Some characteristics attributed to Aspergers are true, at least in my case. One is that transitions can be extremely difficult to endure, even if one recognizes that making changes is a needed next step. Another is the “not knowing” what is going on in terms of internal states; roughly identified as emotions, but emotion is an inadequate word. (see posts on Alexithymia)
That is, emotions are not simple in Aspergers, but are tied into a complex web of other functions: pain as a physical reaction to the environment, is what social people call emotion. My reactions to the environment are “null” (off) or a cessation of discomfort (anxiety) or undifferentiated pain. I’m sure this is very strange for social people and difficult to believe. I have dealt with this in other posts, but my general conclusion is that “emotion words” are SOCIAL: a crying child is taught to differentiate what they are feeling into “sharing” words. Children are asked “What’s wrong?” and are supplied over and over again with word choices. Are you hungry, tired, feeling sick, lonely, afraid?
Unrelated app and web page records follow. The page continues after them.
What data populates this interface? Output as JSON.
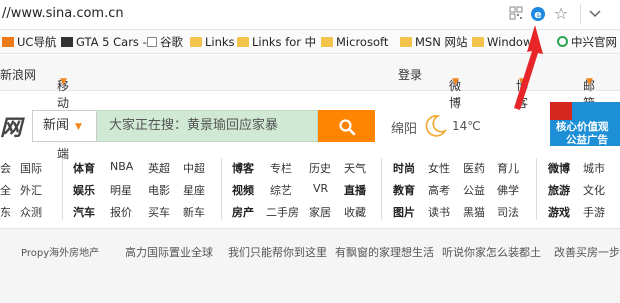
{
  "address_bar": {
    "url": "//www.sina.com.cn"
  },
  "bookmarks": [
    {
      "label": "UC导航",
      "icon": "uc-icon"
    },
    {
      "label": "GTA 5 Cars -",
      "icon": "page-icon"
    },
    {
      "label": "谷歌",
      "icon": "doc-icon"
    },
    {
      "label": "Links",
      "icon": "folder-icon"
    },
    {
      "label": "Links for 中",
      "icon": "folder-icon"
    },
    {
      "label": "Microsoft",
      "icon": "folder-icon"
    },
    {
      "label": "MSN 网站",
      "icon": "folder-icon"
    },
    {
      "label": "Windows",
      "icon": "folder-icon"
    },
    {
      "label": "中兴官网",
      "icon": "site-icon"
    }
  ],
  "nav": {
    "sina_news": "新浪网",
    "mobile_client": "移动客户端",
    "login": "登录",
    "weibo": "微博",
    "blog": "博客",
    "mail": "邮箱"
  },
  "logo_fragment": "网",
  "search": {
    "category": "新闻",
    "placeholder": "大家正在搜：黄景瑜回应家暴"
  },
  "weather": {
    "city": "绵阳",
    "temp": "14℃"
  },
  "ad": {
    "line1": "核心价值观",
    "line2": "公益广告"
  },
  "categories": {
    "col0": [
      "会",
      "全",
      "东"
    ],
    "col1": [
      "国际",
      "外汇",
      "众测"
    ],
    "col2": [
      [
        "体育",
        "NBA",
        "英超",
        "中超"
      ],
      [
        "娱乐",
        "明星",
        "电影",
        "星座"
      ],
      [
        "汽车",
        "报价",
        "买车",
        "新车"
      ]
    ],
    "col3": [
      [
        "博客",
        "专栏",
        "历史",
        "天气"
      ],
      [
        "视频",
        "综艺",
        "VR",
        "直播"
      ],
      [
        "房产",
        "二手房",
        "家居",
        "收藏"
      ]
    ],
    "col4": [
      [
        "时尚",
        "女性",
        "医药",
        "育儿"
      ],
      [
        "教育",
        "高考",
        "公益",
        "佛学"
      ],
      [
        "图片",
        "读书",
        "黑猫",
        "司法"
      ]
    ],
    "col5": [
      [
        "微博",
        "城市"
      ],
      [
        "旅游",
        "文化"
      ],
      [
        "游戏",
        "手游"
      ]
    ]
  },
  "footer_links": [
    "Propy海外房地产",
    "高力国际置业全球",
    "我们只能帮你到这里",
    "有飘窗的家理想生活",
    "听说你家怎么装都土",
    "改善买房一步到"
  ],
  "colors": {
    "accent": "#ff8400",
    "search_bg": "#cfe9d4",
    "arrow": "#e8262a"
  }
}
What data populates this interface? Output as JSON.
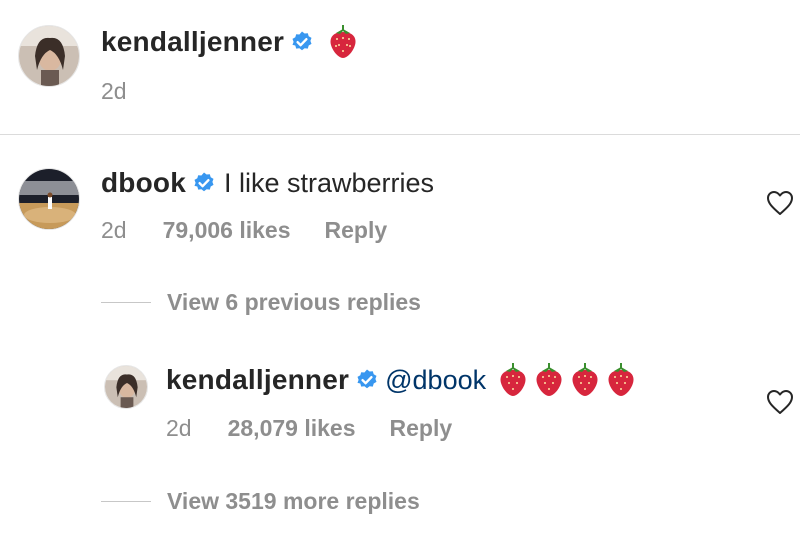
{
  "caption": {
    "username": "kendalljenner",
    "time": "2d",
    "emoji_icon": "strawberry-emoji",
    "emoji_count": 1
  },
  "comment": {
    "username": "dbook",
    "text": "I like strawberries",
    "time": "2d",
    "likes": "79,006 likes",
    "reply_label": "Reply",
    "like_icon": "heart-outline-icon"
  },
  "view_previous": {
    "label": "View 6 previous replies"
  },
  "reply": {
    "username": "kendalljenner",
    "mention": "@dbook",
    "emoji_icon": "strawberry-emoji",
    "emoji_count": 4,
    "time": "2d",
    "likes": "28,079 likes",
    "reply_label": "Reply",
    "like_icon": "heart-outline-icon"
  },
  "view_more": {
    "label": "View 3519 more replies"
  },
  "colors": {
    "verified": "#3897f0",
    "mention": "#003569",
    "meta": "#8e8e8e",
    "strawberry": "#d7263d"
  }
}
If the child is laughing or excited the questions change. Are you happy – feeling good? A parent wants to be able to “take care of” or strengthen whatever is going on in the child, and the children LEARNS to identify its inner states with those words.
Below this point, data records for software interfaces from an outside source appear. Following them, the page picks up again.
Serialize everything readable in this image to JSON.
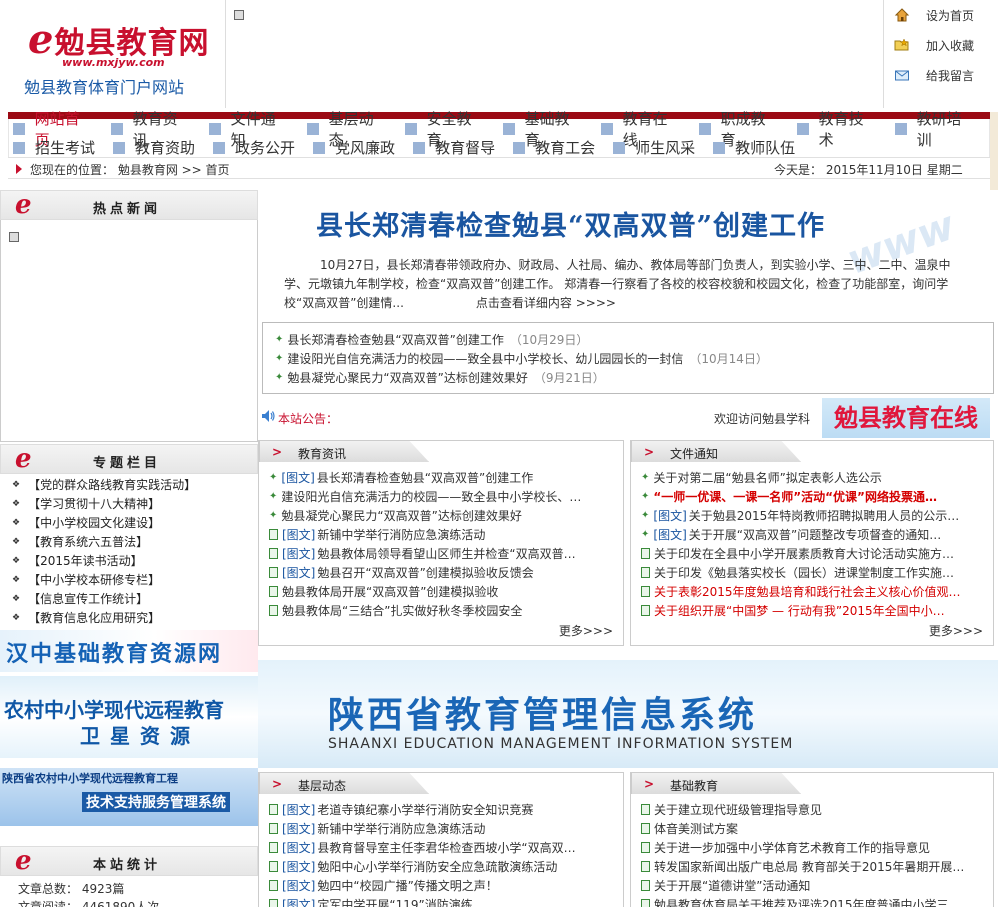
{
  "header": {
    "brand_e": "e",
    "brand_name": "勉县教育网",
    "brand_url": "www.mxjyw.com",
    "brand_subtitle": "勉县教育体育门户网站",
    "quick_links": [
      {
        "label": "设为首页"
      },
      {
        "label": "加入收藏"
      },
      {
        "label": "给我留言"
      }
    ]
  },
  "nav": {
    "row1": [
      "网站首页",
      "教育资讯",
      "文件通知",
      "基层动态",
      "安全教育",
      "基础教育",
      "教育在线",
      "职成教育",
      "教育技术",
      "教研培训"
    ],
    "row2": [
      "招生考试",
      "教育资助",
      "政务公开",
      "党风廉政",
      "教育督导",
      "教育工会",
      "师生风采",
      "教师队伍"
    ],
    "active": "网站首页"
  },
  "location": {
    "text": "您现在的位置：  勉县教育网 >> 首页",
    "date": "今天是：  2015年11月10日  星期二"
  },
  "left": {
    "hot_title": "热点新闻",
    "topics_title": "专题栏目",
    "topics": [
      "【党的群众路线教育实践活动】",
      "【学习贯彻十八大精神】",
      "【中小学校园文化建设】",
      "【教育系统六五普法】",
      "【2015年读书活动】",
      "【中小学校本研修专栏】",
      "【信息宣传工作统计】",
      "【教育信息化应用研究】"
    ],
    "ad1": "汉中基础教育资源网",
    "ad2_line1": "农村中小学现代远程教育",
    "ad2_line2": "卫星资源",
    "ad3_line1": "陕西省农村中小学现代远程教育工程",
    "ad3_line2": "技术支持服务管理系统",
    "stats_title": "本站统计",
    "stats": [
      "文章总数：  4923篇",
      "文章阅读：  4461890人次"
    ]
  },
  "headline": {
    "title": "县长郑清春检查勉县“双高双普”创建工作",
    "summary": "10月27日，县长郑清春带领政府办、财政局、人社局、编办、教体局等部门负责人，到实验小学、三中、二中、温泉中学、元墩镇九年制学校，检查“双高双普”创建工作。  郑清春一行察看了各校的校容校貌和校园文化，检查了功能部室，询问学校“双高双普”创建情...",
    "more": "点击查看详细内容 >>>>",
    "top_links": [
      {
        "title": "县长郑清春检查勉县“双高双普”创建工作",
        "date": "（10月29日）"
      },
      {
        "title": "建设阳光自信充满活力的校园——致全县中小学校长、幼儿园园长的一封信",
        "date": "（10月14日）"
      },
      {
        "title": "勉县凝党心聚民力“双高双普”达标创建效果好",
        "date": "（9月21日）"
      }
    ]
  },
  "notice": {
    "label": "本站公告：",
    "welcome": "欢迎访问勉县学科",
    "online_banner": "勉县教育在线"
  },
  "panels": {
    "edu": {
      "title": "教育资讯",
      "more": "更多>>>",
      "items": [
        {
          "tag": "[图文]",
          "text": "县长郑清春检查勉县“双高双普”创建工作",
          "icon": "star"
        },
        {
          "tag": "",
          "text": "建设阳光自信充满活力的校园——致全县中小学校长、…",
          "icon": "star"
        },
        {
          "tag": "",
          "text": "勉县凝党心聚民力“双高双普”达标创建效果好",
          "icon": "star"
        },
        {
          "tag": "[图文]",
          "text": "新铺中学举行消防应急演练活动",
          "icon": "doc"
        },
        {
          "tag": "[图文]",
          "text": "勉县教体局领导看望山区师生并检查“双高双普…",
          "icon": "doc"
        },
        {
          "tag": "[图文]",
          "text": "勉县召开“双高双普”创建模拟验收反馈会",
          "icon": "doc"
        },
        {
          "tag": "",
          "text": "勉县教体局开展“双高双普”创建模拟验收",
          "icon": "doc"
        },
        {
          "tag": "",
          "text": "勉县教体局“三结合”扎实做好秋冬季校园安全",
          "icon": "doc"
        }
      ]
    },
    "file": {
      "title": "文件通知",
      "more": "更多>>>",
      "items": [
        {
          "tag": "",
          "text": "关于对第二届“勉县名师”拟定表彰人选公示",
          "icon": "star",
          "style": ""
        },
        {
          "tag": "",
          "text": "“一师一优课、一课一名师”活动“优课”网络投票通…",
          "icon": "star",
          "style": "redb"
        },
        {
          "tag": "[图文]",
          "text": "关于勉县2015年特岗教师招聘拟聘用人员的公示…",
          "icon": "star",
          "style": ""
        },
        {
          "tag": "[图文]",
          "text": "关于开展“双高双普”问题整改专项督查的通知…",
          "icon": "star",
          "style": ""
        },
        {
          "tag": "",
          "text": "关于印发在全县中小学开展素质教育大讨论活动实施方…",
          "icon": "doc",
          "style": ""
        },
        {
          "tag": "",
          "text": "关于印发《勉县落实校长（园长）进课堂制度工作实施…",
          "icon": "doc",
          "style": ""
        },
        {
          "tag": "",
          "text": "关于表彰2015年度勉县培育和践行社会主义核心价值观…",
          "icon": "doc",
          "style": "red"
        },
        {
          "tag": "",
          "text": "关于组织开展“中国梦  —  行动有我”2015年全国中小…",
          "icon": "doc",
          "style": "red"
        }
      ]
    },
    "base": {
      "title": "基层动态",
      "items": [
        {
          "tag": "[图文]",
          "text": "老道寺镇纪寨小学举行消防安全知识竞赛"
        },
        {
          "tag": "[图文]",
          "text": "新铺中学举行消防应急演练活动"
        },
        {
          "tag": "[图文]",
          "text": "县教育督导室主任李君华检查西坡小学“双高双…"
        },
        {
          "tag": "[图文]",
          "text": "勉阳中心小学举行消防安全应急疏散演练活动"
        },
        {
          "tag": "[图文]",
          "text": "勉四中“校园广播”传播文明之声！"
        },
        {
          "tag": "[图文]",
          "text": "定军中学开展“119”消防演练"
        }
      ]
    },
    "basic": {
      "title": "基础教育",
      "items": [
        {
          "text": "关于建立现代班级管理指导意见"
        },
        {
          "text": "体音美测试方案"
        },
        {
          "text": "关于进一步加强中小学体育艺术教育工作的指导意见"
        },
        {
          "text": "转发国家新闻出版广电总局 教育部关于2015年暑期开展…"
        },
        {
          "text": "关于开展“道德讲堂”活动通知"
        },
        {
          "text": "勉县教育体育局关于推荐及评选2015年度普通中小学三…"
        }
      ]
    }
  },
  "big_banner": {
    "title": "陕西省教育管理信息系统",
    "subtitle": "SHAANXI EDUCATION MANAGEMENT INFORMATION SYSTEM"
  },
  "colors": {
    "accent_red": "#c8102e",
    "dark_red_bar": "#9b0a14",
    "brand_blue": "#1a55a0"
  }
}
This does not happen with Asperger children. We may be asked over and over, What is wrong, or how do you feel, but infinite repetition will never “work.” One example is obvious: if we are overwhelmed by sensory stimulus, the possible meltdown is NOT a state that can be described by emotion words. I can remember such events early in childhood when I was bombarded by requests to “explain myself.” Even if this was a well-intended attempt to help, the request had no meaning. It was as if someone had asked what an atom bomb exploding inside oneself “feels” like – are you hungry? Tired? Did something happen? Tell us.
My later experience leads me to believe that for whatever reason, Asperger “emotion” is tied into our intellectual system, which as a young child isn’t functioning yet. We eventually learn to analyze the “entire event” that surrounded us when the emotion occurred – this is difficult even for me to understand after decades of experiencing the phenomenon. We must understand the event before identifying the “result.” And, it takes time.
We live in world of social demands: instantaneous reporting of “inner states” is not an option, it’s a 24/7 requirement to be “accepted” in modern culture, which is obsessed with emotion and manipulation. It’s a cliché, but true, that women demand that men “answer immediately” emotion questions: have fits; nag, attack and press for “emotional connection” and then get upset if men lie. Men resist this interrogation and invasion of autonomy, and as an Asperger I sympathize. Undoubtedly many women don’t like this imposition either, but participate because that’s how society defines gender and relationships. I have also encountered many men who practice “emotional blackmail” so I don’t attribute this focus solely to women.
I honestly think that the NULL STATE is normal and healthy: why must EVERYTHING be tied to emotion?